▶ _RECORDS FOR PROCESSING_:
-*-*-
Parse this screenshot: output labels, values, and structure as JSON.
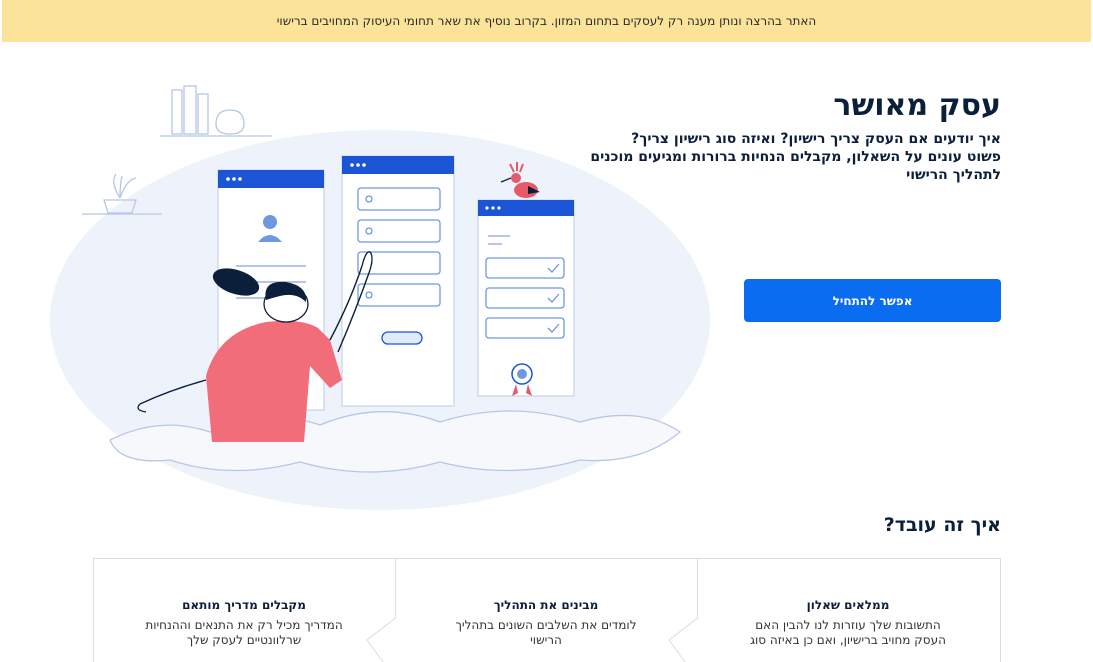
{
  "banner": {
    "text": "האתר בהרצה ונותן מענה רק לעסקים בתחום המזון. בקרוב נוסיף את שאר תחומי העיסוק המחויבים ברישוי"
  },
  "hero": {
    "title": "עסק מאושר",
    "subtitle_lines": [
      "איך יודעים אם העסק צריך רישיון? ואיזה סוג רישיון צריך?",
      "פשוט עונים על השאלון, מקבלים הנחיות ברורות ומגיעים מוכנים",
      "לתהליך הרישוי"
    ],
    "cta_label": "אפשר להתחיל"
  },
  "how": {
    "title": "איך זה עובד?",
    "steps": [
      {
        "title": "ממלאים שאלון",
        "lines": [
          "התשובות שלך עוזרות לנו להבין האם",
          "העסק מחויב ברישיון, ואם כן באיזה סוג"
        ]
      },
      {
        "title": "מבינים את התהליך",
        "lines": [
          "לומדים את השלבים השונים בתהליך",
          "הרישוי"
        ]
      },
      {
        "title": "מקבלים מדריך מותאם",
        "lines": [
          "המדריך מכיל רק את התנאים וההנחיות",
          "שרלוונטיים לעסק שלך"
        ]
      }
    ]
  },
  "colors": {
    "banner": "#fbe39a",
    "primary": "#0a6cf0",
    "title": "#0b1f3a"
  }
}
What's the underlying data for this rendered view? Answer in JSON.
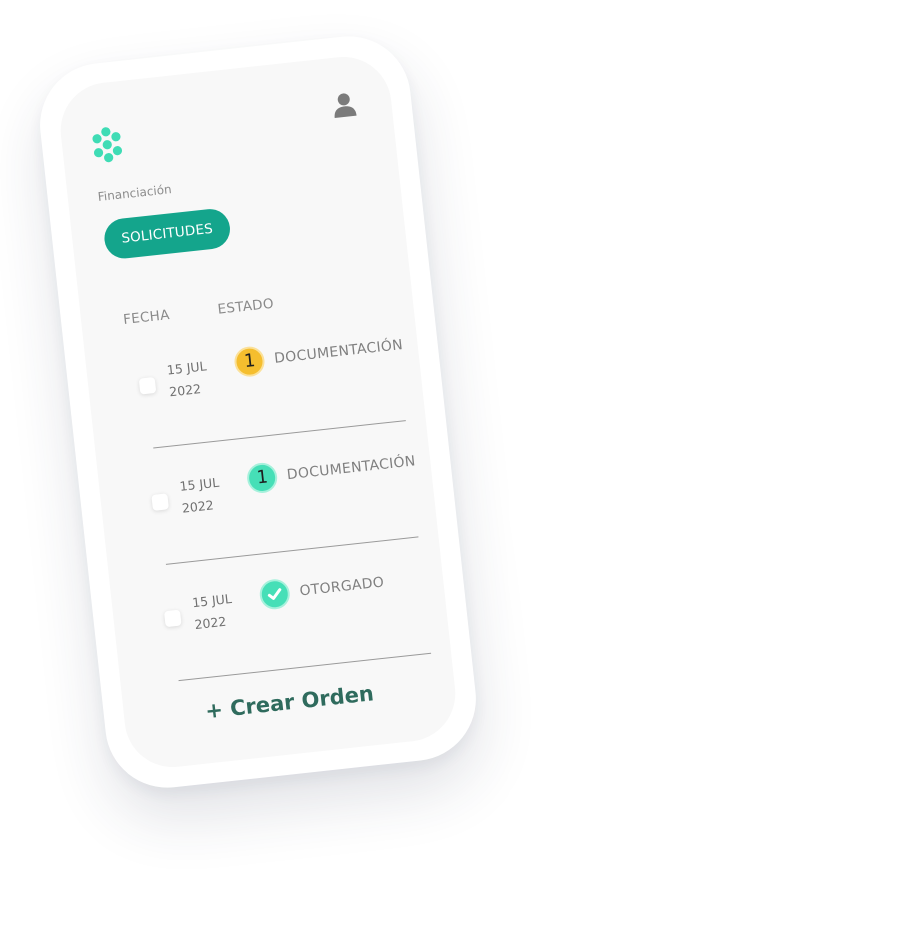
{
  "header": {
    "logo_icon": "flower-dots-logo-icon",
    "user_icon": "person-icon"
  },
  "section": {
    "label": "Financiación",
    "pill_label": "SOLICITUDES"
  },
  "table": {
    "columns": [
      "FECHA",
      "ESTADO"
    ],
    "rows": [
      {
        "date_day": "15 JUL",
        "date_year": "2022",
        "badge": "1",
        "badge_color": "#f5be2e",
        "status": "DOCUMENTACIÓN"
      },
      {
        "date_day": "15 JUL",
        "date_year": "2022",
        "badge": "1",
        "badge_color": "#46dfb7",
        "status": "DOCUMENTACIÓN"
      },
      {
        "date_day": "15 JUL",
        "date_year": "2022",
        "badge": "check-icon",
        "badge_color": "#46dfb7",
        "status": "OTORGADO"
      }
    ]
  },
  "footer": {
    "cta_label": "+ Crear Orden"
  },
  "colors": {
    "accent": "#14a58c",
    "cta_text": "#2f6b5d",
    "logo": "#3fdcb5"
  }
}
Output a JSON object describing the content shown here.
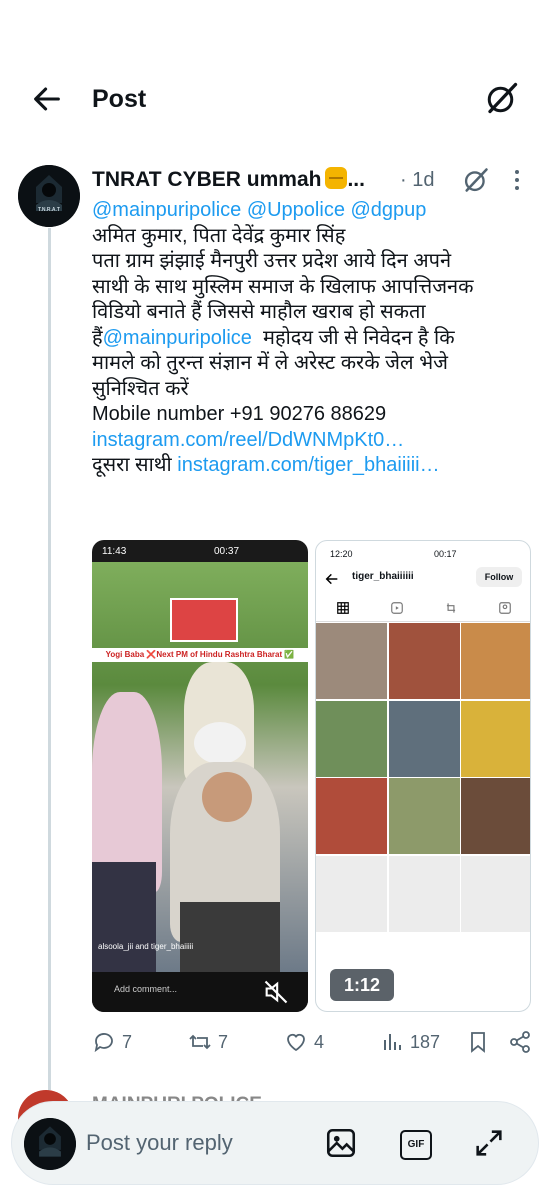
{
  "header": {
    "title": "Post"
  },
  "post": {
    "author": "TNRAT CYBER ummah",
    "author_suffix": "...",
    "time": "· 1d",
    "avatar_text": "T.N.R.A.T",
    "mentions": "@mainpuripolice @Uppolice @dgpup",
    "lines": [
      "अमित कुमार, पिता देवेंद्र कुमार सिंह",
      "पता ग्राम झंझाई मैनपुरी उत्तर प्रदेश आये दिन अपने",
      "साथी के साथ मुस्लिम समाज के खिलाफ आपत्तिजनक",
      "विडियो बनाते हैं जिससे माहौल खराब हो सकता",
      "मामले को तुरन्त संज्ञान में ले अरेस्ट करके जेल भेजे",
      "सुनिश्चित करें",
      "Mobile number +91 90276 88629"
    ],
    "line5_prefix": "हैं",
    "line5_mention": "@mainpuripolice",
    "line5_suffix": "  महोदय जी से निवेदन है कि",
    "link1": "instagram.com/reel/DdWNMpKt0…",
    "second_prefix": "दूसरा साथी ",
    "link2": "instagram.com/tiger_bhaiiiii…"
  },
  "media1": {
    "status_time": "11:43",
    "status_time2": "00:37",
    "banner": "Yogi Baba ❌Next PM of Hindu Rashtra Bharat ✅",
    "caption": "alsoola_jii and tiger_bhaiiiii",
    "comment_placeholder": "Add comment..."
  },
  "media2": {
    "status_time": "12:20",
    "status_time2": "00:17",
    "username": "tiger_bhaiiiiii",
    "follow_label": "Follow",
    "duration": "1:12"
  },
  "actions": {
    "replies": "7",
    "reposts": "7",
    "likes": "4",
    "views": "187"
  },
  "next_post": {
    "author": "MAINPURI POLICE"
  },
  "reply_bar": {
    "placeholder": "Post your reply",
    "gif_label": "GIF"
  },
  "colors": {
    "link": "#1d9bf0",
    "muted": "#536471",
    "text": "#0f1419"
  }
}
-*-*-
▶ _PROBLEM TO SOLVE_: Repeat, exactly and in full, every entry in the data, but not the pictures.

▶ _FINAL ANSWER_:
Parse this screenshot: output labels, values, and structure as JSON.
{
  "banner": {
    "text": "האתר בהרצה ונותן מענה רק לעסקים בתחום המזון. בקרוב נוסיף את שאר תחומי העיסוק המחויבים ברישוי"
  },
  "hero": {
    "title": "עסק מאושר",
    "subtitle_lines": [
      "איך יודעים אם העסק צריך רישיון? ואיזה סוג רישיון צריך?",
      "פשוט עונים על השאלון, מקבלים הנחיות ברורות ומגיעים מוכנים",
      "לתהליך הרישוי"
    ],
    "cta_label": "אפשר להתחיל"
  },
  "how": {
    "title": "איך זה עובד?",
    "steps": [
      {
        "title": "ממלאים שאלון",
        "lines": [
          "התשובות שלך עוזרות לנו להבין האם",
          "העסק מחויב ברישיון, ואם כן באיזה סוג"
        ]
      },
      {
        "title": "מבינים את התהליך",
        "lines": [
          "לומדים את השלבים השונים בתהליך",
          "הרישוי"
        ]
      },
      {
        "title": "מקבלים מדריך מותאם",
        "lines": [
          "המדריך מכיל רק את התנאים וההנחיות",
          "שרלוונטיים לעסק שלך"
        ]
      }
    ]
  },
  "colors": {
    "banner": "#fbe39a",
    "primary": "#0a6cf0",
    "title": "#0b1f3a"
  }
}
What's the underlying data for this rendered view? Answer in JSON.
{
  "header": {
    "logo_icon": "flower-dots-logo-icon",
    "user_icon": "person-icon"
  },
  "section": {
    "label": "Financiación",
    "pill_label": "SOLICITUDES"
  },
  "table": {
    "columns": [
      "FECHA",
      "ESTADO"
    ],
    "rows": [
      {
        "date_day": "15 JUL",
        "date_year": "2022",
        "badge": "1",
        "badge_color": "#f5be2e",
        "status": "DOCUMENTACIÓN"
      },
      {
        "date_day": "15 JUL",
        "date_year": "2022",
        "badge": "1",
        "badge_color": "#46dfb7",
        "status": "DOCUMENTACIÓN"
      },
      {
        "date_day": "15 JUL",
        "date_year": "2022",
        "badge": "check-icon",
        "badge_color": "#46dfb7",
        "status": "OTORGADO"
      }
    ]
  },
  "footer": {
    "cta_label": "+ Crear Orden"
  },
  "colors": {
    "accent": "#14a58c",
    "cta_text": "#2f6b5d",
    "logo": "#3fdcb5"
  }
}
Output a JSON object describing the content shown here.
{
  "header": {
    "title": "Post"
  },
  "post": {
    "author": "TNRAT CYBER ummah",
    "author_suffix": "...",
    "time": "· 1d",
    "avatar_text": "T.N.R.A.T",
    "mentions": "@mainpuripolice @Uppolice @dgpup",
    "lines": [
      "अमित कुमार, पिता देवेंद्र कुमार सिंह",
      "पता ग्राम झंझाई मैनपुरी उत्तर प्रदेश आये दिन अपने",
      "साथी के साथ मुस्लिम समाज के खिलाफ आपत्तिजनक",
      "विडियो बनाते हैं जिससे माहौल खराब हो सकता",
      "मामले को तुरन्त संज्ञान में ले अरेस्ट करके जेल भेजे",
      "सुनिश्चित करें",
      "Mobile number +91 90276 88629"
    ],
    "line5_prefix": "हैं",
    "line5_mention": "@mainpuripolice",
    "line5_suffix": "  महोदय जी से निवेदन है कि",
    "link1": "instagram.com/reel/DdWNMpKt0…",
    "second_prefix": "दूसरा साथी ",
    "link2": "instagram.com/tiger_bhaiiiii…"
  },
  "media1": {
    "status_time": "11:43",
    "status_time2": "00:37",
    "banner": "Yogi Baba ❌Next PM of Hindu Rashtra Bharat ✅",
    "caption": "alsoola_jii and tiger_bhaiiiii",
    "comment_placeholder": "Add comment..."
  },
  "media2": {
    "status_time": "12:20",
    "status_time2": "00:17",
    "username": "tiger_bhaiiiiii",
    "follow_label": "Follow",
    "duration": "1:12"
  },
  "actions": {
    "replies": "7",
    "reposts": "7",
    "likes": "4",
    "views": "187"
  },
  "next_post": {
    "author": "MAINPURI POLICE"
  },
  "reply_bar": {
    "placeholder": "Post your reply",
    "gif_label": "GIF"
  },
  "colors": {
    "link": "#1d9bf0",
    "muted": "#536471",
    "text": "#0f1419"
  }
}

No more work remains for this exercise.